BEGIN Record set

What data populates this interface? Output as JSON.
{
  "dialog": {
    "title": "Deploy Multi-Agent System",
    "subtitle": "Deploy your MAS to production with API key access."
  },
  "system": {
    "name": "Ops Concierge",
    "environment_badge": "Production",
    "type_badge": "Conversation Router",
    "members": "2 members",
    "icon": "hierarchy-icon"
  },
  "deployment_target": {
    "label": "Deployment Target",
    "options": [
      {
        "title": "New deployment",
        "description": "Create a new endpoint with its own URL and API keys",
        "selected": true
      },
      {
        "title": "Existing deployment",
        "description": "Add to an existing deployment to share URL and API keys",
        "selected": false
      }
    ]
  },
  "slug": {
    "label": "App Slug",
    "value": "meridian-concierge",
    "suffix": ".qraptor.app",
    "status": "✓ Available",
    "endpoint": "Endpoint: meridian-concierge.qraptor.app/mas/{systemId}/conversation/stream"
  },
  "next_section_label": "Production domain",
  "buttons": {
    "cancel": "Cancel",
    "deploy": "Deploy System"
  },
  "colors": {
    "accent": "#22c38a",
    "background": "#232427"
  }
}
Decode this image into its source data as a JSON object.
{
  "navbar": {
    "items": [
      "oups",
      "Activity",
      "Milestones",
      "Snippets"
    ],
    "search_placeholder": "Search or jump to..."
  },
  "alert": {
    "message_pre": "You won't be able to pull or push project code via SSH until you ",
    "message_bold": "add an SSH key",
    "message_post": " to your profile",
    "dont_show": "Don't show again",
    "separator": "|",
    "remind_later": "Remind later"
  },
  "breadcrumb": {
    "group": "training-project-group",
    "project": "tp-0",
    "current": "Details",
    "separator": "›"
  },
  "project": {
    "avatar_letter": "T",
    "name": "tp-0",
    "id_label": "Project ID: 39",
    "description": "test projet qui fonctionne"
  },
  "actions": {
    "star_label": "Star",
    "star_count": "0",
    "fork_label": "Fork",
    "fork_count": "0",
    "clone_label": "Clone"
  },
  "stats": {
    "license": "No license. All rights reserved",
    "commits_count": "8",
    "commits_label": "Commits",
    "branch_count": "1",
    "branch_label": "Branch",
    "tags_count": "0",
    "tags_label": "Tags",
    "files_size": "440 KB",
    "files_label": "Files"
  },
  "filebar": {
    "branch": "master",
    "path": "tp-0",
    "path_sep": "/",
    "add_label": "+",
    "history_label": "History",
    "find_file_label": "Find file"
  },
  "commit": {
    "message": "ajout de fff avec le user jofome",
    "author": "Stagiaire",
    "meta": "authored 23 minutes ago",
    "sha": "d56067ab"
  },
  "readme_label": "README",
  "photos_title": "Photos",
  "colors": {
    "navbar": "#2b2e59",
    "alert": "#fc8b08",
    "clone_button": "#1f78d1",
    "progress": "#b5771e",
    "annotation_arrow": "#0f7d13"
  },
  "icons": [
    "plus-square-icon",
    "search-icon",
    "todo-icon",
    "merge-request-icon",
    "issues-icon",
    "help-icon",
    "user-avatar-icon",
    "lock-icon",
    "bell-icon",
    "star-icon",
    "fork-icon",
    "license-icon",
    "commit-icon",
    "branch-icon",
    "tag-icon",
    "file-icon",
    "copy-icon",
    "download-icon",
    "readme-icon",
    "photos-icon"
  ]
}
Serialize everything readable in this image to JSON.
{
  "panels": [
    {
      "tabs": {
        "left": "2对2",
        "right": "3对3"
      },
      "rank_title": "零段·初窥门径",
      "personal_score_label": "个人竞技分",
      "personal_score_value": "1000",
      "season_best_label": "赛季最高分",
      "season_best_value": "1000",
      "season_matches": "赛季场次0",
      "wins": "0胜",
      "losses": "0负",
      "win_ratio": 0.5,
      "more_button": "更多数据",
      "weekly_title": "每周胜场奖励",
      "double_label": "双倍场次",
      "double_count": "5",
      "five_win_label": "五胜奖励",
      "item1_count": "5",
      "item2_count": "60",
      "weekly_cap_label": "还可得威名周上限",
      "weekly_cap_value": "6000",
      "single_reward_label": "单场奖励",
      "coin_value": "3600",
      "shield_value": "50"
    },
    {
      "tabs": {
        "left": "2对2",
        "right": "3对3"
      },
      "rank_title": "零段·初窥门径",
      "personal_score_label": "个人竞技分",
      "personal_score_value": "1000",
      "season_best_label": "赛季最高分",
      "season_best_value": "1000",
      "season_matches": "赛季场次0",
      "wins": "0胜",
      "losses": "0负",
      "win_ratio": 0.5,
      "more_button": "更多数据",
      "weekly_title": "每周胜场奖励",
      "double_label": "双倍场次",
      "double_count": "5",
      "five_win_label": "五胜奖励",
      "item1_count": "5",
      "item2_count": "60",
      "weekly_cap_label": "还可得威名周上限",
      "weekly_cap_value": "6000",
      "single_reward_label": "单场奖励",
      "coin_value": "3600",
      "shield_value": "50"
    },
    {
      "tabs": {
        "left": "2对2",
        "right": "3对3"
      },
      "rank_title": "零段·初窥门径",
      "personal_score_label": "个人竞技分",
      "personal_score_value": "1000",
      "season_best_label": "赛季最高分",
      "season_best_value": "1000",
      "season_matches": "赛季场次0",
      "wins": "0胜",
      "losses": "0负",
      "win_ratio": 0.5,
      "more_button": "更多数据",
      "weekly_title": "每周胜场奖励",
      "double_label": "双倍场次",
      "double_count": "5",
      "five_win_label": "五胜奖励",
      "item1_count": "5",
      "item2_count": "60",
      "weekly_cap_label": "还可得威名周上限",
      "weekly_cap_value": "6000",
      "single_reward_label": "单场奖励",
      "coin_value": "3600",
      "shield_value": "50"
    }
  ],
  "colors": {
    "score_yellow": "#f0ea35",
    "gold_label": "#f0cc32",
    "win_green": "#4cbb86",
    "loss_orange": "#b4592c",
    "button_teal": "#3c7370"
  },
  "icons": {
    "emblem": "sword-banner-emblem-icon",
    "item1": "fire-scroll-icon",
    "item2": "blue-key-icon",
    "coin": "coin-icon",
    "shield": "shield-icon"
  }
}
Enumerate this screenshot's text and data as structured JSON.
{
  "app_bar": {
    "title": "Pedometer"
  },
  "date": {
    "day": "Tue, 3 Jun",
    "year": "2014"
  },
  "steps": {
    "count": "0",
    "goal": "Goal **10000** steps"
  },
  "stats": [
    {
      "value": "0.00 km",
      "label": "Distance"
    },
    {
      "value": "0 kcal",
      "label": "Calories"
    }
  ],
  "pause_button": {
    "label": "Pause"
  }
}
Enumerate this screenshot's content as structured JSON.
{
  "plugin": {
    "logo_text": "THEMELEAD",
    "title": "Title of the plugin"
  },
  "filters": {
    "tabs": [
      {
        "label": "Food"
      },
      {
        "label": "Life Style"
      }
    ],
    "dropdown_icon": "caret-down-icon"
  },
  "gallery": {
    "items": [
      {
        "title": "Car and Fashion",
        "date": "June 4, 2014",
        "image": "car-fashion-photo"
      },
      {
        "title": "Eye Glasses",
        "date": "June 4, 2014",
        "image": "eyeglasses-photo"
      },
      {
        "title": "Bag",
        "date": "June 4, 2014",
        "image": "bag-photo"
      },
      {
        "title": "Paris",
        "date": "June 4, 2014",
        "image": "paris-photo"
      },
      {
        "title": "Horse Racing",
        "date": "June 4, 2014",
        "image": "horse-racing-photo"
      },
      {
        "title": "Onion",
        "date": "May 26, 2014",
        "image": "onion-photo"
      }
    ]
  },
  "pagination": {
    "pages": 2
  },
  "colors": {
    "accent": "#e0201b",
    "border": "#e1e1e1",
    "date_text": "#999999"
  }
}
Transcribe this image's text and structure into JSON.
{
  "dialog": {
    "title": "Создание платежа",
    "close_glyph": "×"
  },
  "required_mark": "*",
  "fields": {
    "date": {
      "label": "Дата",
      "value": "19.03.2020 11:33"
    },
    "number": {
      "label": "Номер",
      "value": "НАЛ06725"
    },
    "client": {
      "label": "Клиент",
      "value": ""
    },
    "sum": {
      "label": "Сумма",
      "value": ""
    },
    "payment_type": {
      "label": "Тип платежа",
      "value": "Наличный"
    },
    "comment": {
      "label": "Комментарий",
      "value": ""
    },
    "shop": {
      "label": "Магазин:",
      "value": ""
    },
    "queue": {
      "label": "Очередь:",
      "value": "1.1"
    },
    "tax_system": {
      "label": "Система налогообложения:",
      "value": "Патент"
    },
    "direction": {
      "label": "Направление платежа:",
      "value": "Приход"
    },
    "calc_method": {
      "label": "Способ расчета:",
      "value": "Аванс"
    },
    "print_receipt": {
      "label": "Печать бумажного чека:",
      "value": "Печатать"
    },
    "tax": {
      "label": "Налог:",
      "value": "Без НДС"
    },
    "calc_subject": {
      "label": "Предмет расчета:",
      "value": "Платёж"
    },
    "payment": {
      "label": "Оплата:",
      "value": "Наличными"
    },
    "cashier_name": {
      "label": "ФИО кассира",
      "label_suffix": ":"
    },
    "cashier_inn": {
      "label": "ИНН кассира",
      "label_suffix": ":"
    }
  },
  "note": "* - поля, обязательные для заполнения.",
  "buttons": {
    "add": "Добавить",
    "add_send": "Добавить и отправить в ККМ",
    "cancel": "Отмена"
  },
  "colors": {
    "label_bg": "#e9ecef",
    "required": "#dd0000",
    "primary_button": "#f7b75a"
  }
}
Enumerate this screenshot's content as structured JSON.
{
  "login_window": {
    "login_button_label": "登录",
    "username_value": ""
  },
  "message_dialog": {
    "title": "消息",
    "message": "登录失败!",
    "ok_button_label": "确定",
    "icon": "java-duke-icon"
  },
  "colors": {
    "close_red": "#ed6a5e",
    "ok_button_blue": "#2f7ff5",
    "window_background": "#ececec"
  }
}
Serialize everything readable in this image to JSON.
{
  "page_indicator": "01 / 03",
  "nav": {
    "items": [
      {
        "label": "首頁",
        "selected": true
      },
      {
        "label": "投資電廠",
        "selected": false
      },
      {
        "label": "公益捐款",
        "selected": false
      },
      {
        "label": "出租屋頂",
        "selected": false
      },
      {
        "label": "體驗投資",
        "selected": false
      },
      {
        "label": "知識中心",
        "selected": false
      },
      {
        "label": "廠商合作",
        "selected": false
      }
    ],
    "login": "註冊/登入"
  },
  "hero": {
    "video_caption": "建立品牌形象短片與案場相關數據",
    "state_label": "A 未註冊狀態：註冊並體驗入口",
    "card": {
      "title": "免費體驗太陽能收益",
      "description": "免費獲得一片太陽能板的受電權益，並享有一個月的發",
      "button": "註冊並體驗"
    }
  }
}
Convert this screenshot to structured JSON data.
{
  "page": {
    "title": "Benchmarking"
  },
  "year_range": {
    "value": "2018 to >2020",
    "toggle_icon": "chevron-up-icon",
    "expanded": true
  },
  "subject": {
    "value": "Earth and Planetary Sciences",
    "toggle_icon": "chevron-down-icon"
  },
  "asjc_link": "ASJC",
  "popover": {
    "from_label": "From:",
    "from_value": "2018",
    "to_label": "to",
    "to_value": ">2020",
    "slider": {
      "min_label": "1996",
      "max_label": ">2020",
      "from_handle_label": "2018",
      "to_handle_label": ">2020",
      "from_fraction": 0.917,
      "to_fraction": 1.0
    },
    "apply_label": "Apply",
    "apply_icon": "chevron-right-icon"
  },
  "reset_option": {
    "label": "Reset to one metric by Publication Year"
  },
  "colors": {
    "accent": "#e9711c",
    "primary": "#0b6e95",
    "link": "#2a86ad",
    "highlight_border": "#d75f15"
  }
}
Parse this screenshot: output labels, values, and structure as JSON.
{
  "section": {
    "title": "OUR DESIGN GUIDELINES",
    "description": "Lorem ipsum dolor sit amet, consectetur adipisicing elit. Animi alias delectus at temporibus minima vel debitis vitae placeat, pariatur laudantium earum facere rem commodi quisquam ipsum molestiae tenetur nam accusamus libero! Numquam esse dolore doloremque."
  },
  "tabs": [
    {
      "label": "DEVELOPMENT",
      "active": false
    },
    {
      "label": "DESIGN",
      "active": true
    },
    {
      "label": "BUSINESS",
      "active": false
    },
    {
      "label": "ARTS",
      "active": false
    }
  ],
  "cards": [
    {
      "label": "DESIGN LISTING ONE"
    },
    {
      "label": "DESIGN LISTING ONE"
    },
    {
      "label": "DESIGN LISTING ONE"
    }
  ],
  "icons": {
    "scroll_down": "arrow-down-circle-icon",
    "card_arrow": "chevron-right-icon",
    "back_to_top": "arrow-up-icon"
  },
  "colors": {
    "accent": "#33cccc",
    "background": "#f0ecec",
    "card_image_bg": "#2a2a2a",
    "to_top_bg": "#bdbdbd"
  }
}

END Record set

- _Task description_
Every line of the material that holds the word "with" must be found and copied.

- _Output of the exercise_
    "subtitle": "Deploy your MAS to production with API key access."
        "description": "Create a new endpoint with its own URL and API keys",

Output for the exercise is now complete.